What follows is a listing to be repeated in full and without alteration.
+++++
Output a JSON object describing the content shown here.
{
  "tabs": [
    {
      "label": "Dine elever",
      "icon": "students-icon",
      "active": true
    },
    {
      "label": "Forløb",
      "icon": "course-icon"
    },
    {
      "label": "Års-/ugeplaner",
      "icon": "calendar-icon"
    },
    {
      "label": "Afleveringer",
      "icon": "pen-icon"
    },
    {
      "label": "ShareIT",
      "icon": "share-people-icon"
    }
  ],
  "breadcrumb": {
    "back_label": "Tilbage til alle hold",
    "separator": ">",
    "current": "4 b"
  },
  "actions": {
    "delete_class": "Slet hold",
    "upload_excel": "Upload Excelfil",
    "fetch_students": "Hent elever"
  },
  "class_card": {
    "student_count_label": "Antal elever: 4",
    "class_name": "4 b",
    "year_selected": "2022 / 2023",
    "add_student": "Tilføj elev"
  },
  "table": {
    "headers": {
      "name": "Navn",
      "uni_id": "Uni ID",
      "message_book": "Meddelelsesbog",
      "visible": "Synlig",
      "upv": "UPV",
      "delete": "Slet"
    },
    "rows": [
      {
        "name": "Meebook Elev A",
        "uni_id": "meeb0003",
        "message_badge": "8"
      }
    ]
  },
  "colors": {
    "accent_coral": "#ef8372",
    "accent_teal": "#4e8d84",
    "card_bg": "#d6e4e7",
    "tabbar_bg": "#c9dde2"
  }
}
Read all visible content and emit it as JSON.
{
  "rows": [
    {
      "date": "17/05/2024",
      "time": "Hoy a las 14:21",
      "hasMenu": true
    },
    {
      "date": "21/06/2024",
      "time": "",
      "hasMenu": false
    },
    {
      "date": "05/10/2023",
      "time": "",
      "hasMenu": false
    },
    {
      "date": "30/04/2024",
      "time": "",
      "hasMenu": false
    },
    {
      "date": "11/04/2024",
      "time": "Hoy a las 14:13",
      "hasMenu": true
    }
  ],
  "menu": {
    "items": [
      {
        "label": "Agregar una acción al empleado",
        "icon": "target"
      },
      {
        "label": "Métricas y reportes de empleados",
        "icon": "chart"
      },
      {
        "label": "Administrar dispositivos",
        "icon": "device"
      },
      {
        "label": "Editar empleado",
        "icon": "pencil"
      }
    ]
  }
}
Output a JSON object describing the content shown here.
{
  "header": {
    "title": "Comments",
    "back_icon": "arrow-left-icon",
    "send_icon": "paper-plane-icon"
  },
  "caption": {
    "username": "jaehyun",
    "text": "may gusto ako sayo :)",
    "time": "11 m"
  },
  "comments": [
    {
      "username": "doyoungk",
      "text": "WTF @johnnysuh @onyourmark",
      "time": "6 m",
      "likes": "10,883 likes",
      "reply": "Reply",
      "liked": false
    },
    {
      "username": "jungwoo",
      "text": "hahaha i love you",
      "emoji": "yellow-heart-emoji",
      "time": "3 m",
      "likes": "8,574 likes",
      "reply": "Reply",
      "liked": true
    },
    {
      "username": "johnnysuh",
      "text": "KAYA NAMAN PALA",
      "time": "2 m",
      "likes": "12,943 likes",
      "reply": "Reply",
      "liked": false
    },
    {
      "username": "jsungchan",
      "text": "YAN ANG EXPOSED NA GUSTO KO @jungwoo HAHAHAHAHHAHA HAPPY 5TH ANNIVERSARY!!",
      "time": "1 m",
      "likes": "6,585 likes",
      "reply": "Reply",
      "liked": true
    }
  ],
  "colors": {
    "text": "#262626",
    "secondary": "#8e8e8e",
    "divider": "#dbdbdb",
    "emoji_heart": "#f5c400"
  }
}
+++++
_WRITTEN RESPONSE_
Output a JSON object describing the content shown here.
{
  "tabs": [
    {
      "label": "Dine elever",
      "icon": "students-icon",
      "active": true
    },
    {
      "label": "Forløb",
      "icon": "course-icon"
    },
    {
      "label": "Års-/ugeplaner",
      "icon": "calendar-icon"
    },
    {
      "label": "Afleveringer",
      "icon": "pen-icon"
    },
    {
      "label": "ShareIT",
      "icon": "share-people-icon"
    }
  ],
  "breadcrumb": {
    "back_label": "Tilbage til alle hold",
    "separator": ">",
    "current": "4 b"
  },
  "actions": {
    "delete_class": "Slet hold",
    "upload_excel": "Upload Excelfil",
    "fetch_students": "Hent elever"
  },
  "class_card": {
    "student_count_label": "Antal elever: 4",
    "class_name": "4 b",
    "year_selected": "2022 / 2023",
    "add_student": "Tilføj elev"
  },
  "table": {
    "headers": {
      "name": "Navn",
      "uni_id": "Uni ID",
      "message_book": "Meddelelsesbog",
      "visible": "Synlig",
      "upv": "UPV",
      "delete": "Slet"
    },
    "rows": [
      {
        "name": "Meebook Elev A",
        "uni_id": "meeb0003",
        "message_badge": "8"
      }
    ]
  },
  "colors": {
    "accent_coral": "#ef8372",
    "accent_teal": "#4e8d84",
    "card_bg": "#d6e4e7",
    "tabbar_bg": "#c9dde2"
  }
}
Read all visible content and emit it as JSON.
{
  "rows": [
    {
      "date": "17/05/2024",
      "time": "Hoy a las 14:21",
      "hasMenu": true
    },
    {
      "date": "21/06/2024",
      "time": "",
      "hasMenu": false
    },
    {
      "date": "05/10/2023",
      "time": "",
      "hasMenu": false
    },
    {
      "date": "30/04/2024",
      "time": "",
      "hasMenu": false
    },
    {
      "date": "11/04/2024",
      "time": "Hoy a las 14:13",
      "hasMenu": true
    }
  ],
  "menu": {
    "items": [
      {
        "label": "Agregar una acción al empleado",
        "icon": "target"
      },
      {
        "label": "Métricas y reportes de empleados",
        "icon": "chart"
      },
      {
        "label": "Administrar dispositivos",
        "icon": "device"
      },
      {
        "label": "Editar empleado",
        "icon": "pencil"
      }
    ]
  }
}
Output a JSON object describing the content shown here.
{
  "header": {
    "title": "Comments",
    "back_icon": "arrow-left-icon",
    "send_icon": "paper-plane-icon"
  },
  "caption": {
    "username": "jaehyun",
    "text": "may gusto ako sayo :)",
    "time": "11 m"
  },
  "comments": [
    {
      "username": "doyoungk",
      "text": "WTF @johnnysuh @onyourmark",
      "time": "6 m",
      "likes": "10,883 likes",
      "reply": "Reply",
      "liked": false
    },
    {
      "username": "jungwoo",
      "text": "hahaha i love you",
      "emoji": "yellow-heart-emoji",
      "time": "3 m",
      "likes": "8,574 likes",
      "reply": "Reply",
      "liked": true
    },
    {
      "username": "johnnysuh",
      "text": "KAYA NAMAN PALA",
      "time": "2 m",
      "likes": "12,943 likes",
      "reply": "Reply",
      "liked": false
    },
    {
      "username": "jsungchan",
      "text": "YAN ANG EXPOSED NA GUSTO KO @jungwoo HAHAHAHAHHAHA HAPPY 5TH ANNIVERSARY!!",
      "time": "1 m",
      "likes": "6,585 likes",
      "reply": "Reply",
      "liked": true
    }
  ],
  "colors": {
    "text": "#262626",
    "secondary": "#8e8e8e",
    "divider": "#dbdbdb",
    "emoji_heart": "#f5c400"
  }
}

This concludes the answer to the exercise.